EXERCISE DIRECTIONS: Copy each entry below exactly. No images.

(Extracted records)
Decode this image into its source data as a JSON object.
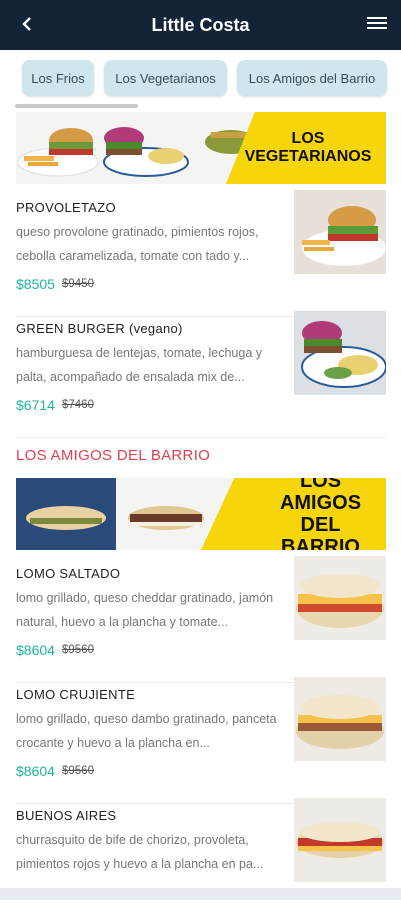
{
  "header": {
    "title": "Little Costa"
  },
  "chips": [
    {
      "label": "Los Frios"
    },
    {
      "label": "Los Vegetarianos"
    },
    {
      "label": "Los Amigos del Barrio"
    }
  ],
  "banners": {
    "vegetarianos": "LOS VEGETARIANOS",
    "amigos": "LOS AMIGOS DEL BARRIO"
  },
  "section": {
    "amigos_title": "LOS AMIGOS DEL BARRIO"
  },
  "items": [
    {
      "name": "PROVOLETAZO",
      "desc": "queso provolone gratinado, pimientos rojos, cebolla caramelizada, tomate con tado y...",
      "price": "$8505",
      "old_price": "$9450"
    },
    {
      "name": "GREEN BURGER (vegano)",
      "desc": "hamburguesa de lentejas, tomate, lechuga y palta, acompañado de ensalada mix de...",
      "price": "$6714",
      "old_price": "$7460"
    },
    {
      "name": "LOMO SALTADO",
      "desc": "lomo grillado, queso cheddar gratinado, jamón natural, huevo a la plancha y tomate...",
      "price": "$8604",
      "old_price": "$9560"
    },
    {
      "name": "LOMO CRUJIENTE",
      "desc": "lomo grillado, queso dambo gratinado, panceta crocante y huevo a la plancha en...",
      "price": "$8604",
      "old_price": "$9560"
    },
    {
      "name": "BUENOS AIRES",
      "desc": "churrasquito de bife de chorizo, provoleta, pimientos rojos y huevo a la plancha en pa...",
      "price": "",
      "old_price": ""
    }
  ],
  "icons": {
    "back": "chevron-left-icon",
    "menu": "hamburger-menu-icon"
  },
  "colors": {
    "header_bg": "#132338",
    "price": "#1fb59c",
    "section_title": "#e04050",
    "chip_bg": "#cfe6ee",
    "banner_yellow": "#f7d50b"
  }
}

SOLUTION FOR THIS EXERCISE:
Decode this image into its source data as a JSON object.
{
  "header": {
    "title": "Little Costa"
  },
  "chips": [
    {
      "label": "Los Frios"
    },
    {
      "label": "Los Vegetarianos"
    },
    {
      "label": "Los Amigos del Barrio"
    }
  ],
  "banners": {
    "vegetarianos": "LOS VEGETARIANOS",
    "amigos": "LOS AMIGOS DEL BARRIO"
  },
  "section": {
    "amigos_title": "LOS AMIGOS DEL BARRIO"
  },
  "items": [
    {
      "name": "PROVOLETAZO",
      "desc": "queso provolone gratinado, pimientos rojos, cebolla caramelizada, tomate con tado y...",
      "price": "$8505",
      "old_price": "$9450"
    },
    {
      "name": "GREEN BURGER (vegano)",
      "desc": "hamburguesa de lentejas, tomate, lechuga y palta, acompañado de ensalada mix de...",
      "price": "$6714",
      "old_price": "$7460"
    },
    {
      "name": "LOMO SALTADO",
      "desc": "lomo grillado, queso cheddar gratinado, jamón natural, huevo a la plancha y tomate...",
      "price": "$8604",
      "old_price": "$9560"
    },
    {
      "name": "LOMO CRUJIENTE",
      "desc": "lomo grillado, queso dambo gratinado, panceta crocante y huevo a la plancha en...",
      "price": "$8604",
      "old_price": "$9560"
    },
    {
      "name": "BUENOS AIRES",
      "desc": "churrasquito de bife de chorizo, provoleta, pimientos rojos y huevo a la plancha en pa...",
      "price": "",
      "old_price": ""
    }
  ],
  "icons": {
    "back": "chevron-left-icon",
    "menu": "hamburger-menu-icon"
  },
  "colors": {
    "header_bg": "#132338",
    "price": "#1fb59c",
    "section_title": "#e04050",
    "chip_bg": "#cfe6ee",
    "banner_yellow": "#f7d50b"
  }
}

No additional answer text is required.